(Data shown)

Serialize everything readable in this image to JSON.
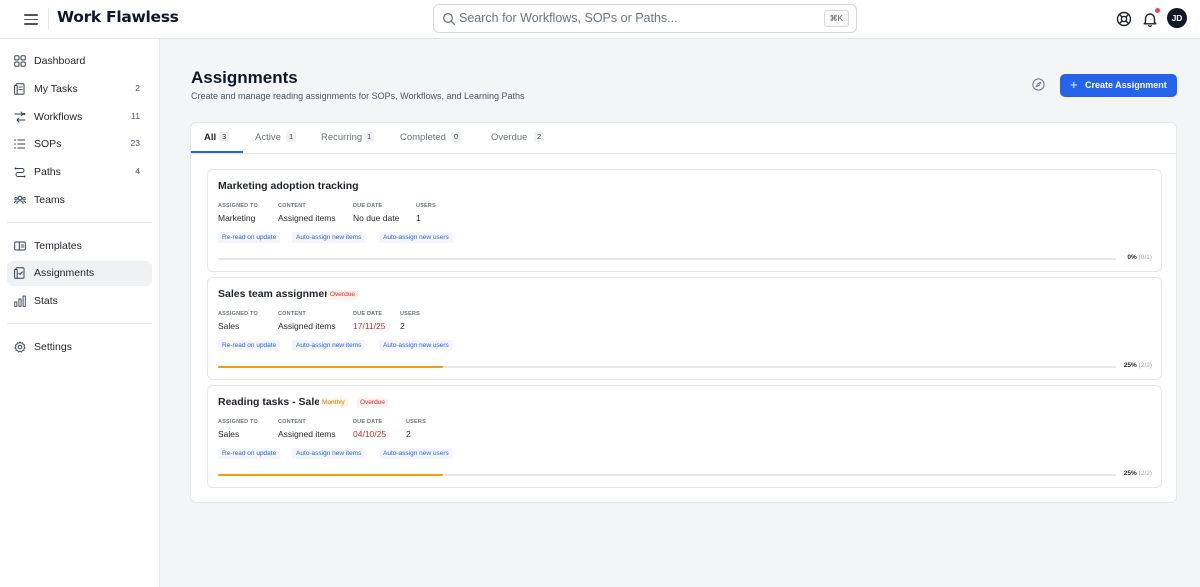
{
  "app": {
    "logo": "Work Flawless",
    "search_placeholder": "Search for Workflows, SOPs or Paths...",
    "search_shortcut": "⌘K",
    "avatar_initials": "JD"
  },
  "sidebar": {
    "items": [
      {
        "label": "Dashboard",
        "count": "",
        "icon": "dashboard-icon"
      },
      {
        "label": "My Tasks",
        "count": "2",
        "icon": "tasks-icon"
      },
      {
        "label": "Workflows",
        "count": "11",
        "icon": "workflows-icon"
      },
      {
        "label": "SOPs",
        "count": "23",
        "icon": "list-icon"
      },
      {
        "label": "Paths",
        "count": "4",
        "icon": "paths-icon"
      },
      {
        "label": "Teams",
        "count": "",
        "icon": "teams-icon"
      },
      {
        "label": "Templates",
        "count": "",
        "icon": "templates-icon"
      },
      {
        "label": "Assignments",
        "count": "",
        "icon": "assignments-icon"
      },
      {
        "label": "Stats",
        "count": "",
        "icon": "stats-icon"
      },
      {
        "label": "Settings",
        "count": "",
        "icon": "gear-icon"
      }
    ],
    "active": "Assignments"
  },
  "page": {
    "title": "Assignments",
    "subtitle": "Create and manage reading assignments for SOPs, Workflows, and Learning Paths",
    "create_label": "Create Assignment"
  },
  "tabs": [
    {
      "label": "All",
      "count": "3"
    },
    {
      "label": "Active",
      "count": "1"
    },
    {
      "label": "Recurring",
      "count": "1"
    },
    {
      "label": "Completed",
      "count": "0"
    },
    {
      "label": "Overdue",
      "count": "2"
    }
  ],
  "field_labels": {
    "assigned_to": "ASSIGNED TO",
    "content": "CONTENT",
    "due_date": "DUE DATE",
    "users": "USERS"
  },
  "assignments": [
    {
      "title": "Marketing adoption tracking",
      "badges": [],
      "assigned_to": "Marketing",
      "content": "Assigned items",
      "due_date": "No due date",
      "due_overdue": false,
      "users": "1",
      "options": [
        "Re-read on update",
        "Auto-assign new items",
        "Auto-assign new users"
      ],
      "progress": 0,
      "progress_pct": "0%",
      "progress_frac": "(0/1)"
    },
    {
      "title": "Sales team assignment",
      "badges": [
        "Overdue"
      ],
      "assigned_to": "Sales",
      "content": "Assigned items",
      "due_date": "17/11/25",
      "due_overdue": true,
      "users": "2",
      "options": [
        "Re-read on update",
        "Auto-assign new items",
        "Auto-assign new users"
      ],
      "progress": 25,
      "progress_pct": "25%",
      "progress_frac": "(2/2)"
    },
    {
      "title": "Reading tasks - Sales",
      "badges": [
        "Monthly",
        "Overdue"
      ],
      "assigned_to": "Sales",
      "content": "Assigned items",
      "due_date": "04/10/25",
      "due_overdue": true,
      "users": "2",
      "options": [
        "Re-read on update",
        "Auto-assign new items",
        "Auto-assign new users"
      ],
      "progress": 25,
      "progress_pct": "25%",
      "progress_frac": "(2/2)"
    }
  ],
  "colors": {
    "accent": "#2563eb",
    "overdue": "#dc2626",
    "monthly": "#d97706",
    "progress": "#f59e0b"
  }
}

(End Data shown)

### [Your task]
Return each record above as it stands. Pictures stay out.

### [Finished task]
Serialize everything readable in this image to JSON.
{
  "app": {
    "logo": "Work Flawless",
    "search_placeholder": "Search for Workflows, SOPs or Paths...",
    "search_shortcut": "⌘K",
    "avatar_initials": "JD"
  },
  "sidebar": {
    "items": [
      {
        "label": "Dashboard",
        "count": "",
        "icon": "dashboard-icon"
      },
      {
        "label": "My Tasks",
        "count": "2",
        "icon": "tasks-icon"
      },
      {
        "label": "Workflows",
        "count": "11",
        "icon": "workflows-icon"
      },
      {
        "label": "SOPs",
        "count": "23",
        "icon": "list-icon"
      },
      {
        "label": "Paths",
        "count": "4",
        "icon": "paths-icon"
      },
      {
        "label": "Teams",
        "count": "",
        "icon": "teams-icon"
      },
      {
        "label": "Templates",
        "count": "",
        "icon": "templates-icon"
      },
      {
        "label": "Assignments",
        "count": "",
        "icon": "assignments-icon"
      },
      {
        "label": "Stats",
        "count": "",
        "icon": "stats-icon"
      },
      {
        "label": "Settings",
        "count": "",
        "icon": "gear-icon"
      }
    ],
    "active": "Assignments"
  },
  "page": {
    "title": "Assignments",
    "subtitle": "Create and manage reading assignments for SOPs, Workflows, and Learning Paths",
    "create_label": "Create Assignment"
  },
  "tabs": [
    {
      "label": "All",
      "count": "3"
    },
    {
      "label": "Active",
      "count": "1"
    },
    {
      "label": "Recurring",
      "count": "1"
    },
    {
      "label": "Completed",
      "count": "0"
    },
    {
      "label": "Overdue",
      "count": "2"
    }
  ],
  "field_labels": {
    "assigned_to": "ASSIGNED TO",
    "content": "CONTENT",
    "due_date": "DUE DATE",
    "users": "USERS"
  },
  "assignments": [
    {
      "title": "Marketing adoption tracking",
      "badges": [],
      "assigned_to": "Marketing",
      "content": "Assigned items",
      "due_date": "No due date",
      "due_overdue": false,
      "users": "1",
      "options": [
        "Re-read on update",
        "Auto-assign new items",
        "Auto-assign new users"
      ],
      "progress": 0,
      "progress_pct": "0%",
      "progress_frac": "(0/1)"
    },
    {
      "title": "Sales team assignment",
      "badges": [
        "Overdue"
      ],
      "assigned_to": "Sales",
      "content": "Assigned items",
      "due_date": "17/11/25",
      "due_overdue": true,
      "users": "2",
      "options": [
        "Re-read on update",
        "Auto-assign new items",
        "Auto-assign new users"
      ],
      "progress": 25,
      "progress_pct": "25%",
      "progress_frac": "(2/2)"
    },
    {
      "title": "Reading tasks - Sales",
      "badges": [
        "Monthly",
        "Overdue"
      ],
      "assigned_to": "Sales",
      "content": "Assigned items",
      "due_date": "04/10/25",
      "due_overdue": true,
      "users": "2",
      "options": [
        "Re-read on update",
        "Auto-assign new items",
        "Auto-assign new users"
      ],
      "progress": 25,
      "progress_pct": "25%",
      "progress_frac": "(2/2)"
    }
  ],
  "colors": {
    "accent": "#2563eb",
    "overdue": "#dc2626",
    "monthly": "#d97706",
    "progress": "#f59e0b"
  }
}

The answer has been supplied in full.